I have been hunting deer and elk with the same bunch of guys for over 25 years, but I was slow in catching the sheep hunting bug, even after my friend Tony Marostica drew the unit’s only rifle tag and killed a great ram there in 1992. When I finally did draw a tag, Tony and my oldest son, David, agreed to help me scout.
I had hunted deer and elk around the area for years, but had never gone up on the mountain peaks where the sheep normally are. Tony spent the day showing me where most of the sheep had been taken in the unit.
Another good friend and longtime hunting buddy, Doug Holladay, had agreed to help me pack my spike camp into the wilderness area a couple of days before the opener. But when the alarm went off on opening morning, I heard Doug say, “Don’t bother to get up. It’s so foggy out there you can’t see the end of the pup tent.”

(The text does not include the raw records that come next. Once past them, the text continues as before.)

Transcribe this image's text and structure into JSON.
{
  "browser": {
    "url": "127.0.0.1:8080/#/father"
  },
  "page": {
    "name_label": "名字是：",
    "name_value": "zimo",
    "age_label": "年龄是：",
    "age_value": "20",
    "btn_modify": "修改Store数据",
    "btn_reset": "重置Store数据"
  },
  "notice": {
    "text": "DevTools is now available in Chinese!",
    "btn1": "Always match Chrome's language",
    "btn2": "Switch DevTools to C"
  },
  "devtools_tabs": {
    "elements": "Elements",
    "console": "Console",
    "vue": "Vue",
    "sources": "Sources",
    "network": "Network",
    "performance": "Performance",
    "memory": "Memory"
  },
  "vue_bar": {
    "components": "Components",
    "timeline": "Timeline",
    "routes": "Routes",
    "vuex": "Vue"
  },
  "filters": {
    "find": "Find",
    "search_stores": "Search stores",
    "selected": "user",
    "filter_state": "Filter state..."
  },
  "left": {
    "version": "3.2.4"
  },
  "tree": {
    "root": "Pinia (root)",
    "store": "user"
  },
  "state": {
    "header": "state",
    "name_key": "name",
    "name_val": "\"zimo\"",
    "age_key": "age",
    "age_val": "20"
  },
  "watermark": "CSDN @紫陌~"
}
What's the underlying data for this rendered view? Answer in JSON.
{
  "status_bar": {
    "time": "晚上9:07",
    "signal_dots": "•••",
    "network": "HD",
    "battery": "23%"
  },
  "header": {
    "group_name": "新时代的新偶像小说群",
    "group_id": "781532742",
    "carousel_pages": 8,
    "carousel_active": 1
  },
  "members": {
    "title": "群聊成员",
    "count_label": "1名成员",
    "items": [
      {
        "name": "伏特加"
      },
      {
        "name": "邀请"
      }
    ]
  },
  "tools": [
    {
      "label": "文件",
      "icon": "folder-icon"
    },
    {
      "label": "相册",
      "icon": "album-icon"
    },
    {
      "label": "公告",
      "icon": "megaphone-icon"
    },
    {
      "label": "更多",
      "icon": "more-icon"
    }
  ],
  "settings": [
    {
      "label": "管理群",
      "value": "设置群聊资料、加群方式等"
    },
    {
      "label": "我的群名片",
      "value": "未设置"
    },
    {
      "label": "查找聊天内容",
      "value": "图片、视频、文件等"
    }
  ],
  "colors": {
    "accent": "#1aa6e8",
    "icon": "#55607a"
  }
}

The fog finally lifted about 10 a.m., but only the top of the mountain was clear. We spent all day hiking and glassing along the peaks, but we did not see a single sheep.
Work called me away for the next few days, but I made it back up on the mountain with David. We spotted some sheep, including a ram I decided to pass on. As the season went on, work kept me from hunting other than on weekends, but I made the most of it. At least access to the unit from home was relatively easy.
That also proved to be a mixed blessing, because I found myself frequently encountering casual hikers, mushroom pickers, and woodcutters who weren’t making any effort to be quiet and were scaring the sheep away.
For a full account of Gregg's adventure, go to page 26 in the August/September 2009 issue of Eastmans' Hunting Journal.